goodyfreed@yahoo.com)

Friday, April 04, 2008

An Observation:
I've followed the many "items" on the Net. Regarding all the great experiences our retirees have relived, in most cases very favorable, and the kind of stuff that fond memories are made of ---both of people and the "never to forget" work experiences . I've always been tempted to relate a feeling many people I know as friends and relatives share about television today......At this point I'd like to say what prompted me to finally sit down and put it "on paper" was the statement from Harold Deppe and "stuff" that Gady has put on the Net from time to time....

I've heard about Harold Deppe but never had the pleasure of making his acquaintance.
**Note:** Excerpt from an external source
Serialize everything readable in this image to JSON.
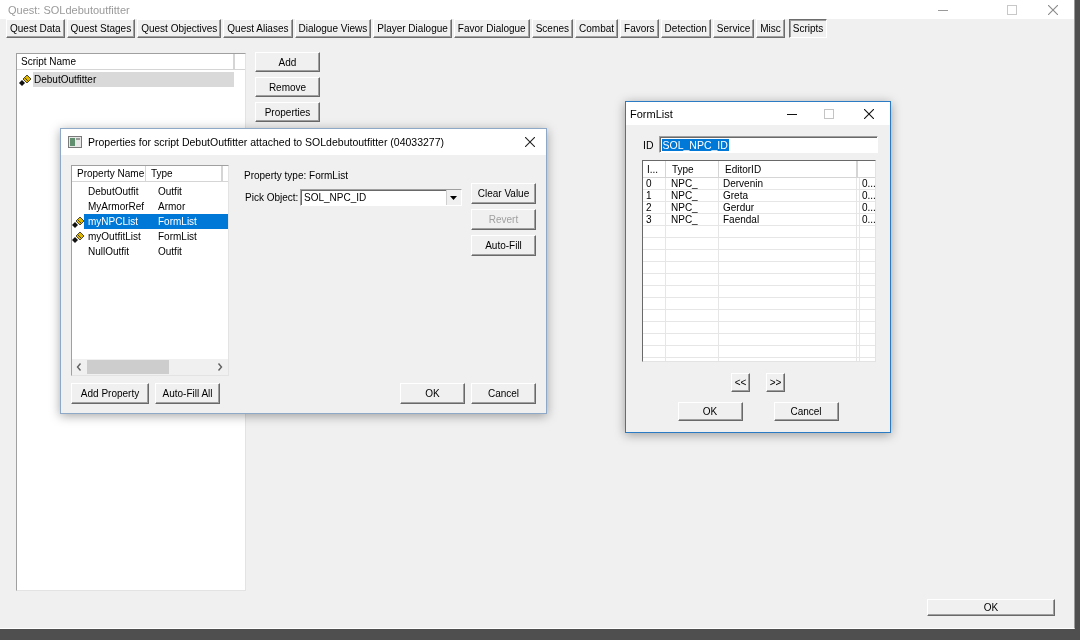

This is probably due to the fact that he was in Operations and or Field and I was in Audio Maintenance in the Production Center. Gady I know from his College Days . Anyway, Harold asked if there where "any Maintenance men out there " and why weren't they being heard from . Well here we are....I was one of the many Audio Maintenance Supervisors over the years.
Anyway, to get to the point of my statement about TV today. I think we all remember the "Big Move" in Audio when Stereo was introduced..... and how popular it was .....Then let's move to the days when you "got up to change your TV channel, set the volume control and satback and enjoyed....(Here's where my grandson would say, "you mean you had to get up to change the Channel") The point to be made here is that you rarely had to adjust audio between channels, and the level never changed when going from program to commercial ....
At that time a gentleman by the name of Fred Schutz was in charge of technical maintenance, and he made jolly well sure we had the Audiomax units (Loudness Control) in the P.C. rooms working properly. Changes from program to commercial were tolerable. Now, if I haven't lost you or "tuned" you out----"Our" big gripe is, no one cares about audio levels or quality anymore....FCC where areYou? You go from one channel. to another and you have to adjust the"Remote" audio-----many times program audio is LOW so you raise thelevel to a comfortable level--------but now the commercial comes on---and "blows you out of the room". Good thing remote controls were developed.

Thank you for reading this-----And as we often say in the E-mail world if you agree pass it on, if not, delete it.

Gene Pasculli

PS. Now we are hung-up on how large a picture we can get on HDTV. Who cares about the AUDIO......

Thursday, April 03, 2008

Hello Ted & Tony,

I was sent this URL from a friend who is Maint. Supv'r. at KYW-TV in Phila. (now a CBS O&O) and thought you might wish to look at the photos.
Getting near time for the annual WCAU Prime Time Club gathering of retirees on June 4th. Our final annual Florida Reunion took place in Feb.
after being held for twenty (20) years. Lack of attendance caused its demise.
Best wishes,
Charlie Higgins
Former Tech and & Retiree of WCAU-TV
Former Pres. IBEW LU# 1241


Most of these photos that are CBS related are already in our Collection,
however, there are 350 photos in the Degan Collection which include many stations across the country.

Dave
Harry,

Nice to hear from you. You are one of the early members of video tape when it was located on the seventh floor in Grand Central Station.
I think you, Jimmy Teevan, Art Buckner and Walter Matchicwuk, transferred from radio to VT at the same time.

Vinny Castrataro